People need to be aware of the effects that marijuana legalisation would have on critical driving abilities. Reaction times are significantly lowered, an ability to multi-task reduces and peripheral vision declines. There is also a risk that people may drink and take marijuana at the same time, reducing their driving skills and judgement even further. However, unlike the influence of alcohol it is said that drivers who are high on pot are more cautious, try to drive more slowly, avoid risky manoeuvres when passing other cars and will allow extra room between vehicles.
The findings from Marijuana Legalisation
Rethinking driving stoned, after this tale of four dead students after the marijuana legalisation
Colorado, Washington and Montana have set a threshold of 5/1bn of THC, the psychoactive ingredient in pot, in the blood. Reports show that approximately 25% of drivers had been positively tested for marijuana in 2013 – the year that marijuana was legalised. Despite this there have not been any spikes in motor accidents.

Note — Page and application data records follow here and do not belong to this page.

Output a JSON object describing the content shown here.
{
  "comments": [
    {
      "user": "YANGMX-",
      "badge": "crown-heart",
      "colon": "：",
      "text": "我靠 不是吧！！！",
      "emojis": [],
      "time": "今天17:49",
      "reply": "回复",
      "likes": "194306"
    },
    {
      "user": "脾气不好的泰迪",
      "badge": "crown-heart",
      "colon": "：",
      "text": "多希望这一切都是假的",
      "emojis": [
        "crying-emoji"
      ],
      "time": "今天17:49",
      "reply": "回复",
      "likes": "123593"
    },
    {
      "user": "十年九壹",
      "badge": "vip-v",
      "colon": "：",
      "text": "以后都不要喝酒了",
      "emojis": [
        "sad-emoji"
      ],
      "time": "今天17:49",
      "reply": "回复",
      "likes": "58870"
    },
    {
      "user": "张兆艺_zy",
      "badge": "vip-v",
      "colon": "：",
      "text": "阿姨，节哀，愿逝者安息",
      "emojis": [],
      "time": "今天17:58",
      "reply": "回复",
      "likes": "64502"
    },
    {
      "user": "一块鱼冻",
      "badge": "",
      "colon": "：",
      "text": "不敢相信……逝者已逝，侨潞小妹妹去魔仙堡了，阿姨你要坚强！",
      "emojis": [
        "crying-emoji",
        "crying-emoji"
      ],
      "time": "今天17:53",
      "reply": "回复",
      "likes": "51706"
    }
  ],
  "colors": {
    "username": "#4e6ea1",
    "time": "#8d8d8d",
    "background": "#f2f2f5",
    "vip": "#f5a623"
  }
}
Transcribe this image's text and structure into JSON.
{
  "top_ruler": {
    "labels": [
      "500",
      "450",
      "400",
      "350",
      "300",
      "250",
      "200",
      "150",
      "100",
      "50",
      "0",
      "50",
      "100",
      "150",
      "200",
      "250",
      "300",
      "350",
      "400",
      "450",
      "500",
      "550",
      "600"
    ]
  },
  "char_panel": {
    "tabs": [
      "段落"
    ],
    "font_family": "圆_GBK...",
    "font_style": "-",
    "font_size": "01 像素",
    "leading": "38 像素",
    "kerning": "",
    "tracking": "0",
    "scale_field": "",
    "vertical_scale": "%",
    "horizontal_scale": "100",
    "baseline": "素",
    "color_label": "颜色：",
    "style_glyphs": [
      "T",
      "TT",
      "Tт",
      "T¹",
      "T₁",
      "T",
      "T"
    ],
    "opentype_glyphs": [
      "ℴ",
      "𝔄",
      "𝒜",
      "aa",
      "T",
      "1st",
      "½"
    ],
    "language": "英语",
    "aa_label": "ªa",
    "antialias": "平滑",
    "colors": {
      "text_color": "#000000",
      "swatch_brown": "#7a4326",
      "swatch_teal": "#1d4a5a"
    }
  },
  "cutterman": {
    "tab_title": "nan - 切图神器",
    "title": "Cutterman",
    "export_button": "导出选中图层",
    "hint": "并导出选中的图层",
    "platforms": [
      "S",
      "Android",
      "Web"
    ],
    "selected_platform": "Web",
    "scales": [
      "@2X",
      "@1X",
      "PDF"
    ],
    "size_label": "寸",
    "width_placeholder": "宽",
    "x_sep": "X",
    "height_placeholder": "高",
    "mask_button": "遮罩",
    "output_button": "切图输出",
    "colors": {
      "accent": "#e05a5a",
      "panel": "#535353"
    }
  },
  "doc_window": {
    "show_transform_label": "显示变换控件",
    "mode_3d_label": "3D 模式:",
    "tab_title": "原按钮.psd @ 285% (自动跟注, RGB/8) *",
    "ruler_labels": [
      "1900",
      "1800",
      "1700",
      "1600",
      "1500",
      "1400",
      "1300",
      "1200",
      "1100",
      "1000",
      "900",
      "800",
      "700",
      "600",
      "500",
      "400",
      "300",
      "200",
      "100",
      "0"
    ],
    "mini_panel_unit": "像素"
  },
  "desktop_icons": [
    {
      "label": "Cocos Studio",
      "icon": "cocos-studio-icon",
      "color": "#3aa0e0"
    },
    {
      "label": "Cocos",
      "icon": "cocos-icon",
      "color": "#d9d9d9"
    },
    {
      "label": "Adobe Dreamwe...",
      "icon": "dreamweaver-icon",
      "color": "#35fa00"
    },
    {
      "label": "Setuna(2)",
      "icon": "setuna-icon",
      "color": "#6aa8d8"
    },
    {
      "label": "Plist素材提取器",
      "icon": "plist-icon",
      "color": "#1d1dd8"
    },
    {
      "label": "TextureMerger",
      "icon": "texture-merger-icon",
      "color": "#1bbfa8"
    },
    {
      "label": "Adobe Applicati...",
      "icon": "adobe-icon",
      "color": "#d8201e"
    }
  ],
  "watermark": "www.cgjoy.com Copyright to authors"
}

Researchers are divided about this as all the studies have been inconclusive.
A reason for the inconclusiveness of these studies is that when drivers are involved in a fatal crash they are often not tested for any substances that can induce impairments. Also, if alcohol use is detected, then officials will not test for further substances as this alone can carry criminal charges. Testing can also vary between states.
Previous studies have failed to separate the difference between alcohol and other drugs. A study conducted by Asbridge, Hayden & Cartwright (2012) shows that when pot is taken before driving a vehicle the risks of collision are doubled. The chances of crashing are increased even higher if the driver is under the age of 35! For more information on the study go onto: http://www.bmj.com/content/344/bmj.e595
It is clear that smoking pot can affect all drivers negatively. This is a dangerous substance to use before and even during driving. It has been reported that younger males are more likely to take risks when driving; affecting virtually everyone else on the road. Due to the unpredictability of the effects that this drug can have on individuals it would be advisable for the UK to consider very carefully any move towards legalising the use of marijuana. Public authorities would need to think about advice for motorists and any legislation that might be required in the event of any landmark changes.